photo by Iwan Baan

Thomas Heatherwick, Founder of Heatherwick Studio, said: “The idea of turning a giant disused concrete grain silo made from 116 vertical tubes into a new kind of public space was weird and compelling from the beginning. We were excited by the opportunity to unlock this formerly dead structure and transform it into somewhere for people to see and enjoy the most incredible artworks from the continent of Africa. The technical challenge was to find a way to carve out spaces and galleries from the ten-storey high tubular honeycomb without completely destroying the authenticity of the original building. The result was a design and construction process that was as much about inventing new forms of surveying, structural support and sculpting, as it was about normal construction techniques. As the opening approaches we are all looking forward to witnessing the impact of the museum’s ambitious artistic programme and the museum taking its pivotal place in the middle of Africa’s cultural infrastructure.”

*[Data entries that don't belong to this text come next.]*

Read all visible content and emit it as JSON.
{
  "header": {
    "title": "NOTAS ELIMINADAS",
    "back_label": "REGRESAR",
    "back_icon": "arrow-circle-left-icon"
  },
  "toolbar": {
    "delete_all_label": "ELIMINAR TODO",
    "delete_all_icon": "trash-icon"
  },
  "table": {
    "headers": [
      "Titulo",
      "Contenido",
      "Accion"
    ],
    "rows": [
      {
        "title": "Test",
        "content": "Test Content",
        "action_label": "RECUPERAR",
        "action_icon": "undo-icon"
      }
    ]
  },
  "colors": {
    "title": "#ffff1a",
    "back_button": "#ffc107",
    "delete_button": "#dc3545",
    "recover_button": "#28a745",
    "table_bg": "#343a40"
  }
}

Mat Cash, Group Leader, Heatherwick Studio said: “Our challenge was understanding what was needed for an institution of such broad ambition then extracting that space, flexibility and scale from an almost solid historic object. Because the radical transformation of the space and function of the building risked losing the stories it had to tell, we needed to be brave and respectful at the same time. It has been an enormous privilege to work on a project of such significance. We owe a great deal to our expert local collaborators with whom we’ve worked so closely over the last four years.”

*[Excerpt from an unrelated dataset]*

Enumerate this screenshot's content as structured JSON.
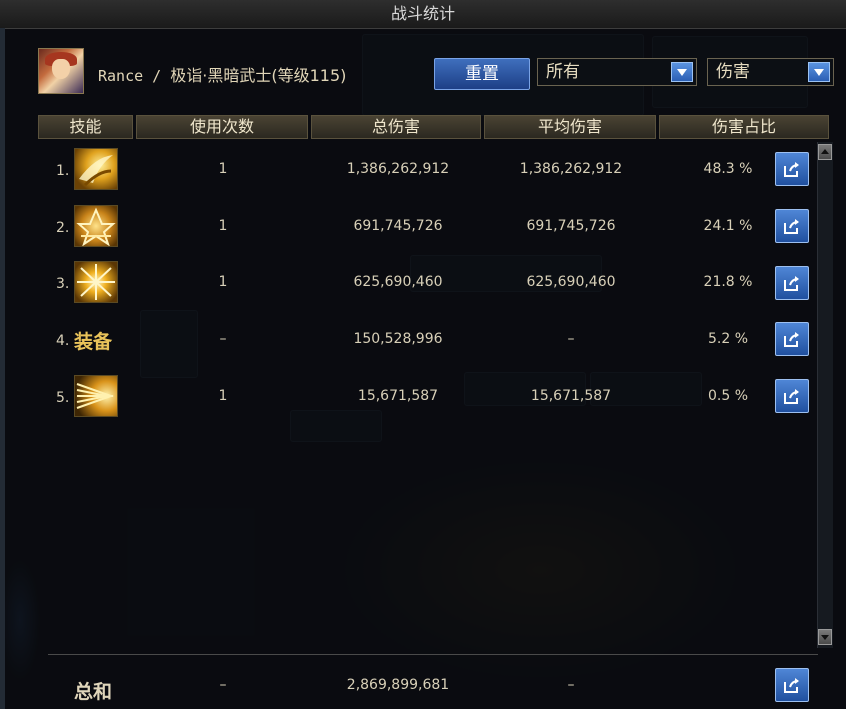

project name Zeitz MOCAA (Museum of Contemporary Art Africa)
client Victoria & Alfred Waterfront Holdings (Pty) Ltd
location Cape Town, South Africa
year 2017
size 102.000 square feet
designers Thomas Heatherwick, Mat Cash, Stepan Martinovsky
design team Simona Auteri, Ruggero Bruno Chialastri, Yao Jen Chuang, Francis Field, Sarah Gill, Xuanzhi Huang, Changyeob Lee, Julian Liang, Débora Mateo, Stefan Ritter, Luke Snow, Ondrej Ticky, Meera Yadave
making team Lucie Beauvert, Einar Blixhavn, Erich Breuer, Alex Flood, Hayley Henry, Hannah Parker, Luke Plumbley, Matthew Pratt
delivery architects Van der Merwe Miszewski Architects, Rick Brown Associates, Jacobs Parker
project manager Mace
structural engineer Arup, Sutherland
M&E /sustainability engineer Arup, Solution Station
developer V&A Waterfront Holdings (Pty) Ltd
contractor WBHO
heritage consultant Nicolas Baumann